§ **Task instructions**: Would you please restate the data exactly as it stands, apart from the pictures?

----

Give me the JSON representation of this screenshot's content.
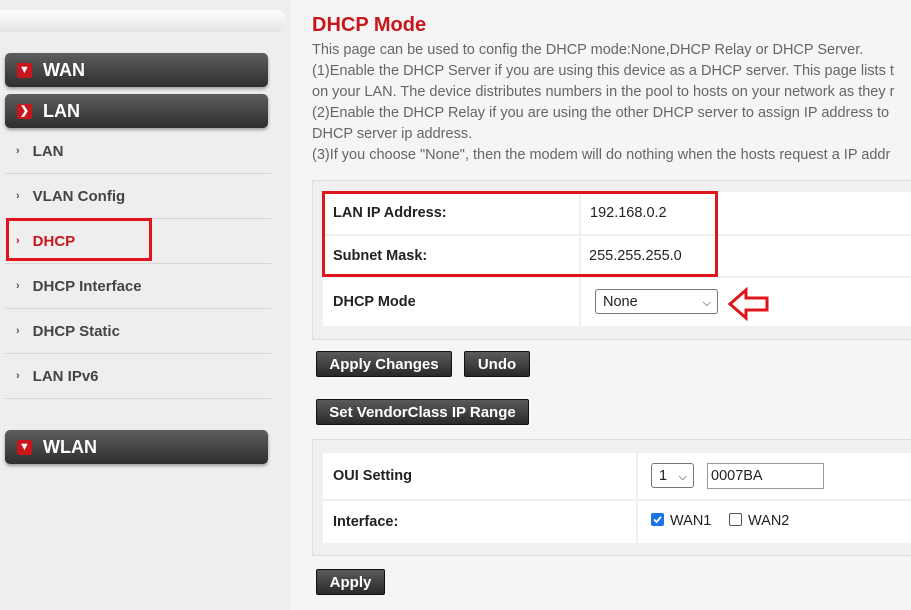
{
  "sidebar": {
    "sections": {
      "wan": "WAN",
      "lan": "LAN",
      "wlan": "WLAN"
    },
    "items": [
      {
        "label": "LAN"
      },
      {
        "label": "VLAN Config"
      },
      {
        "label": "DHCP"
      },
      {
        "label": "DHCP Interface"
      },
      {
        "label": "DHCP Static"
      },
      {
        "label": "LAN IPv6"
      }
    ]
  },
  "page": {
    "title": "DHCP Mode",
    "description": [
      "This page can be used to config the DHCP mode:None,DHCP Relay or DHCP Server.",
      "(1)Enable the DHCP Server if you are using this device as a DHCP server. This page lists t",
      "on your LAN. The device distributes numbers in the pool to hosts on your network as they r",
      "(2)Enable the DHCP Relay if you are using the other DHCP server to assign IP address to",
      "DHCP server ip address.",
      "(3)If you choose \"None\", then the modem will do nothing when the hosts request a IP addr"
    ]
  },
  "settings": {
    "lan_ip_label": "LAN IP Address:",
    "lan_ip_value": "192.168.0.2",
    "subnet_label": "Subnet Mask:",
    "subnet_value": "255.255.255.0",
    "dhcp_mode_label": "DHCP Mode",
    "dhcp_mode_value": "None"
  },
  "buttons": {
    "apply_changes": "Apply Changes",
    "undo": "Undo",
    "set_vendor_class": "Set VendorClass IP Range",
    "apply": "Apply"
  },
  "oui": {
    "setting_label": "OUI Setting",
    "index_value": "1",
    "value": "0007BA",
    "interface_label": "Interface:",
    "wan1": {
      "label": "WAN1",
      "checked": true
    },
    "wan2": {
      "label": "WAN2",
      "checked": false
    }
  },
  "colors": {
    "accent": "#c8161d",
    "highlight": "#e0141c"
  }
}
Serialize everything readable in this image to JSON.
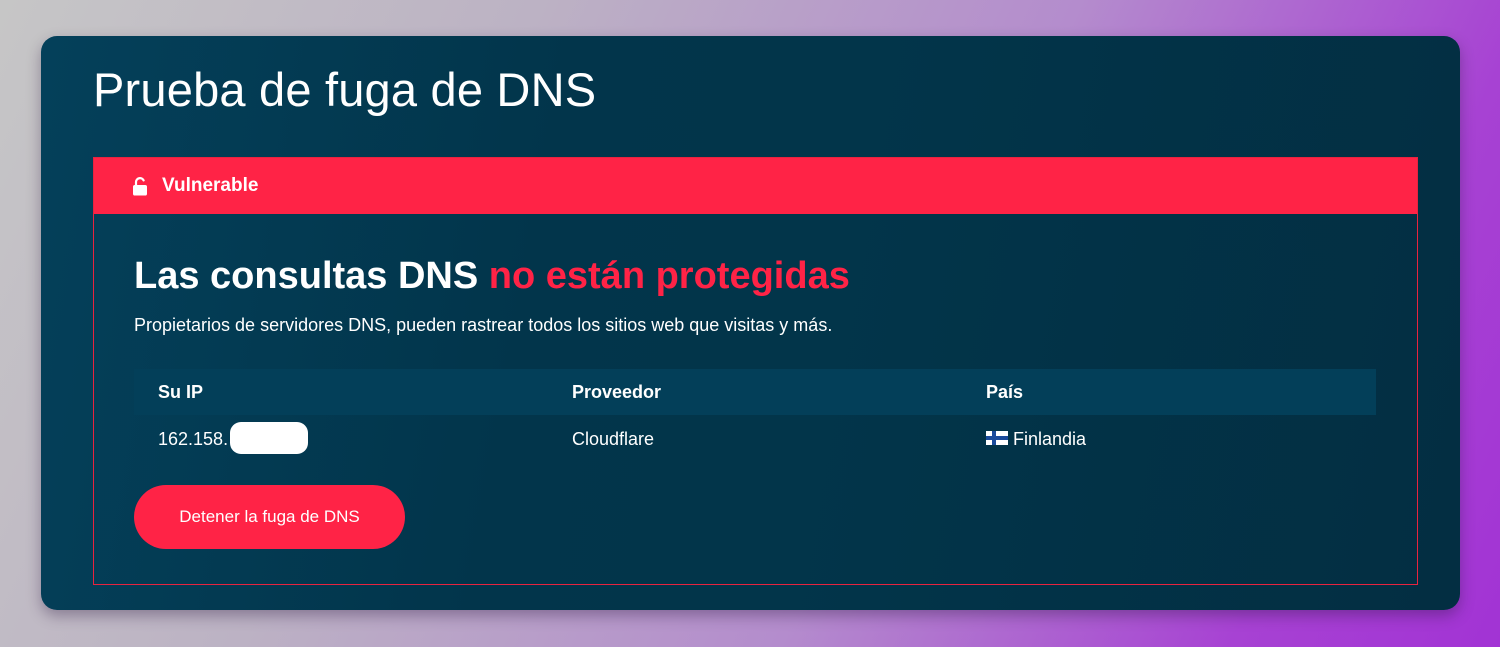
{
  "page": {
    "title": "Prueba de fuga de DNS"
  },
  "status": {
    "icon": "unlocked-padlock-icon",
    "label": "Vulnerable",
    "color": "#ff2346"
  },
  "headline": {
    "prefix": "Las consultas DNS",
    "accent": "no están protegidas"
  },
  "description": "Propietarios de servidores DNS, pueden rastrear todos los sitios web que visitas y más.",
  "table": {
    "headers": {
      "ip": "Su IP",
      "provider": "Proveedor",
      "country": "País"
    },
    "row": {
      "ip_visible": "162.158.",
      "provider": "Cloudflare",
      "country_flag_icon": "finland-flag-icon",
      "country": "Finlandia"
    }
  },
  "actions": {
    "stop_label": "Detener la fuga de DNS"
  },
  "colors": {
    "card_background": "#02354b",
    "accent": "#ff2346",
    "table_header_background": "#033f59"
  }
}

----

§ **Answer below**:
Give me the JSON representation of this screenshot's content.
{
  "sidebar": {
    "sections": {
      "wan": "WAN",
      "lan": "LAN",
      "wlan": "WLAN"
    },
    "items": [
      {
        "label": "LAN"
      },
      {
        "label": "VLAN Config"
      },
      {
        "label": "DHCP"
      },
      {
        "label": "DHCP Interface"
      },
      {
        "label": "DHCP Static"
      },
      {
        "label": "LAN IPv6"
      }
    ]
  },
  "page": {
    "title": "DHCP Mode",
    "description": [
      "This page can be used to config the DHCP mode:None,DHCP Relay or DHCP Server.",
      "(1)Enable the DHCP Server if you are using this device as a DHCP server. This page lists t",
      "on your LAN. The device distributes numbers in the pool to hosts on your network as they r",
      "(2)Enable the DHCP Relay if you are using the other DHCP server to assign IP address to",
      "DHCP server ip address.",
      "(3)If you choose \"None\", then the modem will do nothing when the hosts request a IP addr"
    ]
  },
  "settings": {
    "lan_ip_label": "LAN IP Address:",
    "lan_ip_value": "192.168.0.2",
    "subnet_label": "Subnet Mask:",
    "subnet_value": "255.255.255.0",
    "dhcp_mode_label": "DHCP Mode",
    "dhcp_mode_value": "None"
  },
  "buttons": {
    "apply_changes": "Apply Changes",
    "undo": "Undo",
    "set_vendor_class": "Set VendorClass IP Range",
    "apply": "Apply"
  },
  "oui": {
    "setting_label": "OUI Setting",
    "index_value": "1",
    "value": "0007BA",
    "interface_label": "Interface:",
    "wan1": {
      "label": "WAN1",
      "checked": true
    },
    "wan2": {
      "label": "WAN2",
      "checked": false
    }
  },
  "colors": {
    "accent": "#c8161d",
    "highlight": "#e0141c"
  }
}
Serialize everything readable in this image to JSON.
{
  "page": {
    "title": "Prueba de fuga de DNS"
  },
  "status": {
    "icon": "unlocked-padlock-icon",
    "label": "Vulnerable",
    "color": "#ff2346"
  },
  "headline": {
    "prefix": "Las consultas DNS",
    "accent": "no están protegidas"
  },
  "description": "Propietarios de servidores DNS, pueden rastrear todos los sitios web que visitas y más.",
  "table": {
    "headers": {
      "ip": "Su IP",
      "provider": "Proveedor",
      "country": "País"
    },
    "row": {
      "ip_visible": "162.158.",
      "provider": "Cloudflare",
      "country_flag_icon": "finland-flag-icon",
      "country": "Finlandia"
    }
  },
  "actions": {
    "stop_label": "Detener la fuga de DNS"
  },
  "colors": {
    "card_background": "#02354b",
    "accent": "#ff2346",
    "table_header_background": "#033f59"
  }
}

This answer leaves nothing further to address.